Excavations which had ceased for six months, have commenced again on the old Bablake site.
Varied are the places where 700 years ago, the rubbish was deposited to form the basins or dams for the mill races. The blackened piles of long ago are as tough as when placed there. Some of the material is as though collected from roadways, while some is black and fibrous in the form of manure from the many cattle sheds existing at that time.
On the Coventry Co-operative Society site, scarcely anything has been discovered in the last excavations, save pottery of the 13-14th cent, and at a depth of 16 feet, (being two feet through the gravel,) two pieces of fossilised oak branches came to light. A large oak tree was found cut off at the trunk but standing where it grew at 10 feet in depth. In one place the gravel was very near the surface, as though thrown up by a flood. More digging will be done at a later time.
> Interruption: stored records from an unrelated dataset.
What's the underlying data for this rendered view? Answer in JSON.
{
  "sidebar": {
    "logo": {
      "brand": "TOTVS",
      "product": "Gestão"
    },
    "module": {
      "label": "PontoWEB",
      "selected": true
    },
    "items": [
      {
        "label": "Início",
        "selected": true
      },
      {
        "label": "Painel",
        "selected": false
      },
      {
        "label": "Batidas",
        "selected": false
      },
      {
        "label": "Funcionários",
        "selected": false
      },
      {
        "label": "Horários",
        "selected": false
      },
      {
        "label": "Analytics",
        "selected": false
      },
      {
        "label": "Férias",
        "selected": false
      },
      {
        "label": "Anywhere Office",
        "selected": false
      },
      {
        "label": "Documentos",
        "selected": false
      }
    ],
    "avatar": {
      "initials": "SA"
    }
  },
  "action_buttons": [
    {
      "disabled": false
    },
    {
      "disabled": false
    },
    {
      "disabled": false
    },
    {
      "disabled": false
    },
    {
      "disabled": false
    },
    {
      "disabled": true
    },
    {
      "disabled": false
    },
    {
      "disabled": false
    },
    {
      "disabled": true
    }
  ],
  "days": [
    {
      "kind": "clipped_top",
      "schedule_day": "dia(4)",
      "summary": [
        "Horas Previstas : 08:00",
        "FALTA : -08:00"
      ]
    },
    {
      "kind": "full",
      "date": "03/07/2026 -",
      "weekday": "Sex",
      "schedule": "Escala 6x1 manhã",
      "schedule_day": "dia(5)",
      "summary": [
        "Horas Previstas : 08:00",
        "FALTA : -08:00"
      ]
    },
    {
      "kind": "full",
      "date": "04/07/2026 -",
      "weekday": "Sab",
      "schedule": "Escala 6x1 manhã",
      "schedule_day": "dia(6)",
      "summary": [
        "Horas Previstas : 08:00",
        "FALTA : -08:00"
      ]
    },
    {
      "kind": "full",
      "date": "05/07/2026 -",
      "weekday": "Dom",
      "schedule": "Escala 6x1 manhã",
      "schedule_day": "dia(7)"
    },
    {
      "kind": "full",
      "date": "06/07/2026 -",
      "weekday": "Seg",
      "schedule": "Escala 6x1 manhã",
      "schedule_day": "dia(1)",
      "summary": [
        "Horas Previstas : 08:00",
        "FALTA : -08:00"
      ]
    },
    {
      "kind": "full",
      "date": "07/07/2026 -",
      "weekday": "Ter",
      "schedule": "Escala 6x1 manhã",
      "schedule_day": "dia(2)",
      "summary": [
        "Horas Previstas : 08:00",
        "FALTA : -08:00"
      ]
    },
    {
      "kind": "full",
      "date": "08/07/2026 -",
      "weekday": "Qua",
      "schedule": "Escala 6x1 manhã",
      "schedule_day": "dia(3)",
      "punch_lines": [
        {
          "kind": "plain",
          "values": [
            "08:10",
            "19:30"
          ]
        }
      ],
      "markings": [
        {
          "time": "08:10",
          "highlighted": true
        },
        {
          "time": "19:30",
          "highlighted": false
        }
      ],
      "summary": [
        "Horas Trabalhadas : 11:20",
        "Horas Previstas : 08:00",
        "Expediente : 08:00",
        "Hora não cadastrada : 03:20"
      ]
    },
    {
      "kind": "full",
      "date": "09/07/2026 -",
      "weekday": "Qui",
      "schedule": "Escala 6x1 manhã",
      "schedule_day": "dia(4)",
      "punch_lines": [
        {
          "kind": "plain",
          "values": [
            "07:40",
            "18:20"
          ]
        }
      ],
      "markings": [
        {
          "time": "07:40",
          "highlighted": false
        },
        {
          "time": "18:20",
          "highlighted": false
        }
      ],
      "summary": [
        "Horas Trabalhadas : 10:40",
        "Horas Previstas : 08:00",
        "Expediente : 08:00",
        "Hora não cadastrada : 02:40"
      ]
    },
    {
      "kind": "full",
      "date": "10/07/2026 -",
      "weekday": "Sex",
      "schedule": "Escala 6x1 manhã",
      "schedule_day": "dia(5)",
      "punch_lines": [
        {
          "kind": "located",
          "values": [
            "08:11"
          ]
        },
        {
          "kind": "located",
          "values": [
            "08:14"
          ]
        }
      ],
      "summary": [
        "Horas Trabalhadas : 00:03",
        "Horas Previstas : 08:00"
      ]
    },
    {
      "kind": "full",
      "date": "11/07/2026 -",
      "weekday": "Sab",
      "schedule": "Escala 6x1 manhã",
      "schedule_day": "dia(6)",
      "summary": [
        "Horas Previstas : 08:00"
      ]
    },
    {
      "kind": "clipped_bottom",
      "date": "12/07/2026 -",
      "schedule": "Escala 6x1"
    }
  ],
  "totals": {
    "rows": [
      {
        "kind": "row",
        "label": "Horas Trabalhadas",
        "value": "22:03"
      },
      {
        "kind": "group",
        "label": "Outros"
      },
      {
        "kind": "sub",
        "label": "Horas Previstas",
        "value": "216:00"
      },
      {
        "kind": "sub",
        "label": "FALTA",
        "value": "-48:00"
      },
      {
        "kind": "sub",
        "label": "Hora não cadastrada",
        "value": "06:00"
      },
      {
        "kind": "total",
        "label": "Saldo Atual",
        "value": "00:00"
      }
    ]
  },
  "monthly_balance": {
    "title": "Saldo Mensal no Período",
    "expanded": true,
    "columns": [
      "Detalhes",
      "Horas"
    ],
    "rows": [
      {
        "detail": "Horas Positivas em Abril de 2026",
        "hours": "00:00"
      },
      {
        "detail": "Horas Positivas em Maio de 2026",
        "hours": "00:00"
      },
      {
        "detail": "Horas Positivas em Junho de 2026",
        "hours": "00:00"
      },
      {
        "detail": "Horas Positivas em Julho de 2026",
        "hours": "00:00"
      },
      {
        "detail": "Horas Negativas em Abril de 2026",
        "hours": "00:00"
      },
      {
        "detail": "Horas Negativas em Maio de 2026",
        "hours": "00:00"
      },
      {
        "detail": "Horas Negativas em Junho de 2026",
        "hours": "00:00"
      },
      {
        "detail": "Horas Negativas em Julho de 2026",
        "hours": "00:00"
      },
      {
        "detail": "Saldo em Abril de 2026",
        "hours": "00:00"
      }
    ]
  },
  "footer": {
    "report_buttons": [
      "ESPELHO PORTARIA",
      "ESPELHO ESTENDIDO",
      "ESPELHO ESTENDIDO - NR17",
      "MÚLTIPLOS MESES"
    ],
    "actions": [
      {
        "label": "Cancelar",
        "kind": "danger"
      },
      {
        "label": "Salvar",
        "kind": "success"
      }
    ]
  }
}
On the opposite side of Bablake Street large holes for foundations have been made which have given me an opportunity to discover what was buried beneath. Fourteen holes in all were made, about 6-ft, wide and from 6-ft. to 15-ft. in length. In one hole the large timbers of a mill were found at a depth of 16-ft. and from here I obtained a new design of shoe sole which may have been made for a person with a deformed foot. Many 14th cent, boot soles and uppers were found, and also part of a wood pattern from which boot soles, (such as were found under Messrs. Newsome's Garage some years ago), were cut. A silver coin of the 13th cent., a brass counter with small ships on one side, and Fleur-de-lis on the reverse side this dates from the same period as the boots, Edward III.) small pieces of pottery, a piece of leather, cut in form of a cross, and a knife which could be used today, but minus the handle. A piece of stone with a hole made through one end, is I believe for tethering a goat. All these things were found at a depth of 12-16 ft. In the last hole to be made, (on Thursday, May 11th) two trees of large size were found at a depth of 10-ft., placed lying in the same direction, and about 6-ft. apart, which no doubt was for a crude water race, to the mill timbers I mentioned above, where possibly the mill wheel hung. These timbers are as tough as when placed there 700 years ago, and proved a great hindrance to the excavators.
'Not Forgotten', the 1939 IRA bomb attack - by Simon Shaw
1930s Austin's Monthly Magazine articles - John Bailey Shelton MBE
Stoke Park School - Microcosm magazine, Summer 1949